Study material Start Marker

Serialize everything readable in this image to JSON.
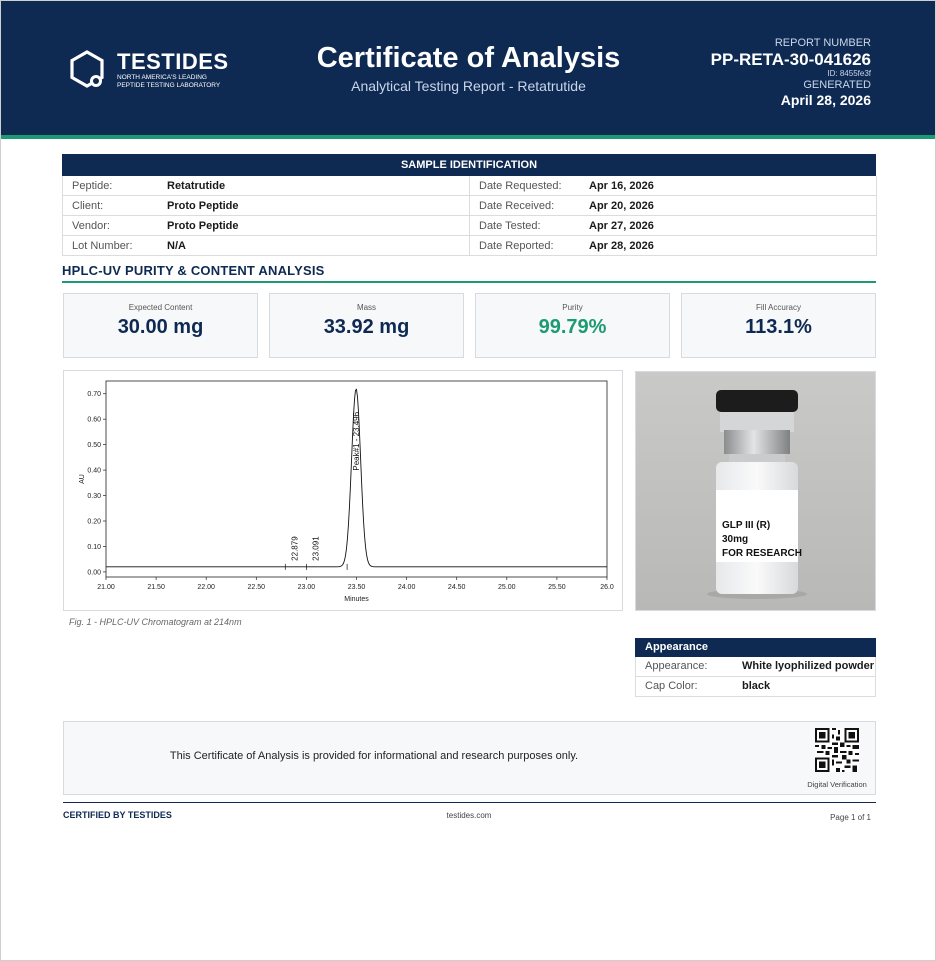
{
  "header": {
    "brand": "TESTIDES",
    "tagline_line1": "NORTH AMERICA'S LEADING",
    "tagline_line2": "PEPTIDE TESTING LABORATORY",
    "title": "Certificate of Analysis",
    "subtitle": "Analytical Testing Report  -  Retatrutide",
    "report_number_label": "REPORT NUMBER",
    "report_number": "PP-RETA-30-041626",
    "id_text": "ID: 8455fe3f",
    "generated_label": "GENERATED",
    "generated_date": "April 28, 2026"
  },
  "sample": {
    "heading": "SAMPLE IDENTIFICATION",
    "rows": [
      {
        "label": "Peptide:",
        "value": "Retatrutide",
        "label2": "Date Requested:",
        "value2": "Apr 16, 2026"
      },
      {
        "label": "Client:",
        "value": "Proto Peptide",
        "label2": "Date Received:",
        "value2": "Apr 20, 2026"
      },
      {
        "label": "Vendor:",
        "value": "Proto Peptide",
        "label2": "Date Tested:",
        "value2": "Apr 27, 2026"
      },
      {
        "label": "Lot Number:",
        "value": "N/A",
        "label2": "Date Reported:",
        "value2": "Apr 28, 2026"
      }
    ]
  },
  "analysis": {
    "heading": "HPLC-UV PURITY & CONTENT ANALYSIS",
    "metrics": [
      {
        "label": "Expected Content",
        "value": "30.00 mg"
      },
      {
        "label": "Mass",
        "value": "33.92 mg"
      },
      {
        "label": "Purity",
        "value": "99.79%"
      },
      {
        "label": "Fill Accuracy",
        "value": "113.1%"
      }
    ],
    "figure_caption": "Fig. 1  -  HPLC-UV Chromatogram at 214nm"
  },
  "chart_data": {
    "type": "line",
    "xlabel": "Minutes",
    "ylabel": "AU",
    "xlim": [
      21.0,
      26.0
    ],
    "ylim": [
      -0.02,
      0.75
    ],
    "x_ticks": [
      "21.00",
      "21.50",
      "22.00",
      "22.50",
      "23.00",
      "23.50",
      "24.00",
      "24.50",
      "25.00",
      "25.50",
      "26.0"
    ],
    "y_ticks": [
      "0.00",
      "0.10",
      "0.20",
      "0.30",
      "0.40",
      "0.50",
      "0.60",
      "0.70"
    ],
    "grid": false,
    "baseline": 0.02,
    "peaks": [
      {
        "label": "22.879",
        "x": 22.879,
        "y": 0.02
      },
      {
        "label": "23.091",
        "x": 23.091,
        "y": 0.02
      },
      {
        "label": "Peak#1 - 23.496",
        "x": 23.496,
        "y": 0.72
      }
    ]
  },
  "photo": {
    "label_line1": "GLP III (R)",
    "label_line2": "30mg",
    "label_line3": "FOR RESEARCH"
  },
  "appearance": {
    "heading": "Appearance",
    "rows": [
      {
        "label": "Appearance:",
        "value": "White lyophilized powder"
      },
      {
        "label": "Cap Color:",
        "value": "black"
      }
    ]
  },
  "disclaimer": {
    "text": "This Certificate of Analysis is provided for informational and research purposes only.",
    "qr_label": "Digital Verification"
  },
  "footer": {
    "left": "CERTIFIED BY TESTIDES",
    "center": "testides.com",
    "right": "Page 1 of 1"
  },
  "colors": {
    "navy": "#0e2a52",
    "green": "#1d9a74"
  }
}
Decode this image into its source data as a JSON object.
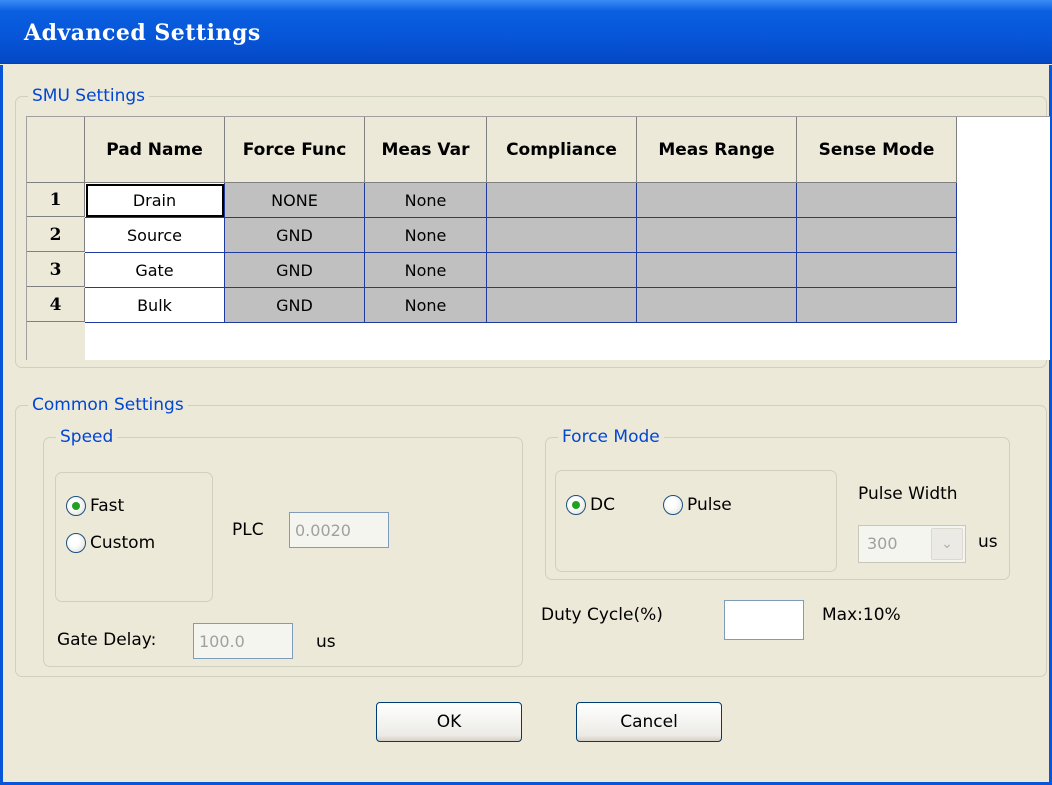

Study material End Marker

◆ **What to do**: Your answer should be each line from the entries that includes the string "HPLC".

◆ **Task response**:
    "heading": "HPLC-UV PURITY & CONTENT ANALYSIS",
    "figure_caption": "Fig. 1  -  HPLC-UV Chromatogram at 214nm"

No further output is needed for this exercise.